Getting pirate radio broadcasters off the air has been a pet peeve of FCC Commissioner Michael O’Rielly for a very long time. At Radio Ink’s Hispanic Radio Conference in Fort Lauderdale, O’Rielly’s tune didn’t change on the issue. In fact, he said it’s still a huge problem in South Florida and has a disproportionate impact on the Hispanic radio community. But he went even further.
O’Rielly said the FCC’s failure to properly address pirate radio stations highlights a deficiency in the Commission’s enforcement tools and undermines its overall credibility. “Today, these squatters are infecting the radio band at the expense of listeners of legitimate radio stations, causing great harm to emergency preparedness within covered areas and undercutting the financial stability of licensed radio stations, your stations.”
O’Rielly asked the audience to give him help on the issue. He wants assistance batting down the notion that these illegal broadcasters are somehow a training ground for those seeking to get into radio. Or that these stations bring a unique service to primarily minority communities, and therefore should be left alone.
O’Rielly did more than just speak when he was in the sunshine state. He went to the Miami field office to “ring the figurative fire alarm on overall efforts to combat pirate radio stations.” He said it was a very positive meeting but put the office on notice that he expects to see this situation addressed quickly and sufficiently.

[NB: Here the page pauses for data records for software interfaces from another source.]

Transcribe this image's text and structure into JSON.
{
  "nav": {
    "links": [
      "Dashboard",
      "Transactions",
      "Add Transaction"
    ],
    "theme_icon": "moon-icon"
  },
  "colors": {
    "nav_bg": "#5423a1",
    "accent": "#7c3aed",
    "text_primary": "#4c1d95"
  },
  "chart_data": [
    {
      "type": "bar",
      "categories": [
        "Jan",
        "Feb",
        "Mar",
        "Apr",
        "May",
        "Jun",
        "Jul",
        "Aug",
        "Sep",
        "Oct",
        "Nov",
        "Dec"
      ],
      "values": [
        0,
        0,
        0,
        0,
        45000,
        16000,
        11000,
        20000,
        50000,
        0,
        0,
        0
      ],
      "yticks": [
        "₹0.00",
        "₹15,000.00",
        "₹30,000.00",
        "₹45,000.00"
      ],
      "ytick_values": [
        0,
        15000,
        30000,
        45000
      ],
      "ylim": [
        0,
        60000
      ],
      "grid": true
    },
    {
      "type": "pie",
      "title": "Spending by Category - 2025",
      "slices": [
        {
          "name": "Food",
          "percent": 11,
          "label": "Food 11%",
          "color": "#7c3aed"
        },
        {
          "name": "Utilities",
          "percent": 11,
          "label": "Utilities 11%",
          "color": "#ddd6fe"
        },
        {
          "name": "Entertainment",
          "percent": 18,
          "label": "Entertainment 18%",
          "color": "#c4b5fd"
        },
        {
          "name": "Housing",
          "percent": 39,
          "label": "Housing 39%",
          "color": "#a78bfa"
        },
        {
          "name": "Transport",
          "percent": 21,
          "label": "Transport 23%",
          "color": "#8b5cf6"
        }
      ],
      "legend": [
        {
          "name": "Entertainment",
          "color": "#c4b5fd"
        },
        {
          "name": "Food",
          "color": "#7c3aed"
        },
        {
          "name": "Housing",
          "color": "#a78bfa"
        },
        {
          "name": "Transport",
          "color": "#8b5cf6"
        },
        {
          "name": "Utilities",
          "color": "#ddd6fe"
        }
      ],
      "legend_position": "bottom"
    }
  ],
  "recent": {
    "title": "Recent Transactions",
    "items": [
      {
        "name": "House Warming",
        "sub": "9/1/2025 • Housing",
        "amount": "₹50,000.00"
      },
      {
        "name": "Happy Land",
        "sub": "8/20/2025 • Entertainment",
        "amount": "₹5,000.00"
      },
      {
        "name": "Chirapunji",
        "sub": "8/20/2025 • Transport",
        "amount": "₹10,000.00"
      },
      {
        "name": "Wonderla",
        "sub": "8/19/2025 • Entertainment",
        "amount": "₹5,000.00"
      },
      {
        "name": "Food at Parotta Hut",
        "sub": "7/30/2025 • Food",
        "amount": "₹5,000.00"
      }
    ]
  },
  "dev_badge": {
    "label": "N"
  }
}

We’ll have complete coverage of day to from the conference on Twitter Wednesday and in our Thursday morning headlines. Follow us on Twitter using the hashtag #HISRADIO17